-- What the task asks --
Search the records for the string "this", and show each line where it appears.

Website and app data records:
****************************************
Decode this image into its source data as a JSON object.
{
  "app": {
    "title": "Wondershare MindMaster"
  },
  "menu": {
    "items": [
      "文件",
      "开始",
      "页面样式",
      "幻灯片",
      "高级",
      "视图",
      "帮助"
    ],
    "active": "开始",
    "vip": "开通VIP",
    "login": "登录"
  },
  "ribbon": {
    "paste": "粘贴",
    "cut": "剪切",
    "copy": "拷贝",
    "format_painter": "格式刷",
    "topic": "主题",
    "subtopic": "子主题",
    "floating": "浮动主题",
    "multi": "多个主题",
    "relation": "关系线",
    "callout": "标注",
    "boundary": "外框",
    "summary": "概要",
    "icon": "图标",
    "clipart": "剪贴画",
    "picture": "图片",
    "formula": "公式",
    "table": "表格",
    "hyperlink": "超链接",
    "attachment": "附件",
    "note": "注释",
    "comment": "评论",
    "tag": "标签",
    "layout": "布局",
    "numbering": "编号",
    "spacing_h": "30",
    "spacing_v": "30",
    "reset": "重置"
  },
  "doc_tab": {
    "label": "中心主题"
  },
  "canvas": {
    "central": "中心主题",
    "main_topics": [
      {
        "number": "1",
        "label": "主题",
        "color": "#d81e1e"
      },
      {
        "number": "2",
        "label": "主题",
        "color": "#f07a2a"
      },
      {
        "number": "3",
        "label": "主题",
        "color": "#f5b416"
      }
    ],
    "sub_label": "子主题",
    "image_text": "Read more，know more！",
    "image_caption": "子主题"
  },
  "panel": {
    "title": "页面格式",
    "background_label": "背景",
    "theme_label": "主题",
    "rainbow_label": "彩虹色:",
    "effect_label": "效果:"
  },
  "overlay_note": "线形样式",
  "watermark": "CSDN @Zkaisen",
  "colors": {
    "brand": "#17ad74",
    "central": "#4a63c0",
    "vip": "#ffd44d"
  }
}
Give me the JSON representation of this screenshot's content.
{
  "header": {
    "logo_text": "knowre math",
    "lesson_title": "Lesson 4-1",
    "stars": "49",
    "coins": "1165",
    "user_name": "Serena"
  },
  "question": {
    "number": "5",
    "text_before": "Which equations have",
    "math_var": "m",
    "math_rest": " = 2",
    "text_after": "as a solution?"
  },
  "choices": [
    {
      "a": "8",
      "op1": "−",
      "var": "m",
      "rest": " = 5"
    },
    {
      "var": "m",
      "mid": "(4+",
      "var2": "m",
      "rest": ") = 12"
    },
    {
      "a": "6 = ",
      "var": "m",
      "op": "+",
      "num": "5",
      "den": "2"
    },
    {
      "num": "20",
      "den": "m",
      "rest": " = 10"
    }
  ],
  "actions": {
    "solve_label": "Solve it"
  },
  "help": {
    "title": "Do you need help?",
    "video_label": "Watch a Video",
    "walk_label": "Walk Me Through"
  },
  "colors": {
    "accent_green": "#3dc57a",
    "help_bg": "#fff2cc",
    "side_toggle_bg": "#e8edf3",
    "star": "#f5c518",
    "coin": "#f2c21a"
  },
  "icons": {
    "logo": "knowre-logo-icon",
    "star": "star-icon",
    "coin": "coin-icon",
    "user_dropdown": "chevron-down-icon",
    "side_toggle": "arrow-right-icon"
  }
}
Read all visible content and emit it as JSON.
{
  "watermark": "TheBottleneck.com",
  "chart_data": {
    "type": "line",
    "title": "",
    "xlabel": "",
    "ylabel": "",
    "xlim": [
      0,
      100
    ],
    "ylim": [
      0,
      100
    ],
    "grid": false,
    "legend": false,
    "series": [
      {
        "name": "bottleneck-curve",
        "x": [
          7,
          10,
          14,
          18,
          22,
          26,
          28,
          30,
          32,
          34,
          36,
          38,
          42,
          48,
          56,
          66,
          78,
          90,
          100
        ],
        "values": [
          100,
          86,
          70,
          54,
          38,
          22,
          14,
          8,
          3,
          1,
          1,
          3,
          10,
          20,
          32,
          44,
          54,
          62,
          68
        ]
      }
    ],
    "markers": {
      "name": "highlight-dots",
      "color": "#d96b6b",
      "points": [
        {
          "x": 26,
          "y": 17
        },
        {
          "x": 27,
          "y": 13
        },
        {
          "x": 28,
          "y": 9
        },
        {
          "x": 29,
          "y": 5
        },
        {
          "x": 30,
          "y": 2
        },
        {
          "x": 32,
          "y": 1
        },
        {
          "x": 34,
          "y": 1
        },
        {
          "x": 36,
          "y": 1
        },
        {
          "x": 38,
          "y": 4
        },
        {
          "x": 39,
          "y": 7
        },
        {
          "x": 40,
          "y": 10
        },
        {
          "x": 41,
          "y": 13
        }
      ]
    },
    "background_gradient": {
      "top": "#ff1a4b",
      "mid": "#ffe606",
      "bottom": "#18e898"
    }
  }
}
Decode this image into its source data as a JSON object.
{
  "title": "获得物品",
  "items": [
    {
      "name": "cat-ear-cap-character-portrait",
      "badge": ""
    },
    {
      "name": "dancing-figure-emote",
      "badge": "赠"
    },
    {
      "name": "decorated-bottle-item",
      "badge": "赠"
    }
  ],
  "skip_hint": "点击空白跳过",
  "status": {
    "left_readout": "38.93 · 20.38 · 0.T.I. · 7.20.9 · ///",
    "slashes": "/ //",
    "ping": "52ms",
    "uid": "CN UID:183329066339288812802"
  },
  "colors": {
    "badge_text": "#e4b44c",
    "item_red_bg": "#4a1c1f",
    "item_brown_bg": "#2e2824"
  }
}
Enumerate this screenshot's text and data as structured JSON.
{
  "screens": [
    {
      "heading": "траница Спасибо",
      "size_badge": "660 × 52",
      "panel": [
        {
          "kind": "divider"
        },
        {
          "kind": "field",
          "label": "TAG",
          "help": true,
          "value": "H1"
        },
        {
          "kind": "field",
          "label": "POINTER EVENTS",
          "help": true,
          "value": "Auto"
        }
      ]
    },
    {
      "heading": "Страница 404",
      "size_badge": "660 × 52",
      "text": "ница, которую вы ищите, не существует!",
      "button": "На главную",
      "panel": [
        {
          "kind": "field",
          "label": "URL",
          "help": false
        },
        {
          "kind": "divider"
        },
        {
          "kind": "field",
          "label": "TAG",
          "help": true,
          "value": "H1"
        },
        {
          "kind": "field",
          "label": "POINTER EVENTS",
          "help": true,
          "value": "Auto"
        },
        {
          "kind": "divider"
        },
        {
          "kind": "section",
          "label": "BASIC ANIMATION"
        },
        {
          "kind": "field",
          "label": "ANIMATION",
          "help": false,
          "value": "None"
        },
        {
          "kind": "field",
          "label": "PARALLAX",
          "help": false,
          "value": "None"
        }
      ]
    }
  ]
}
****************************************
-- Result of the exercise --
Decode this image into its source data as a JSON object.
Give me the JSON representation of this screenshot's content.
Decode this image into its source data as a JSON object.
Enumerate this screenshot's text and data as structured JSON.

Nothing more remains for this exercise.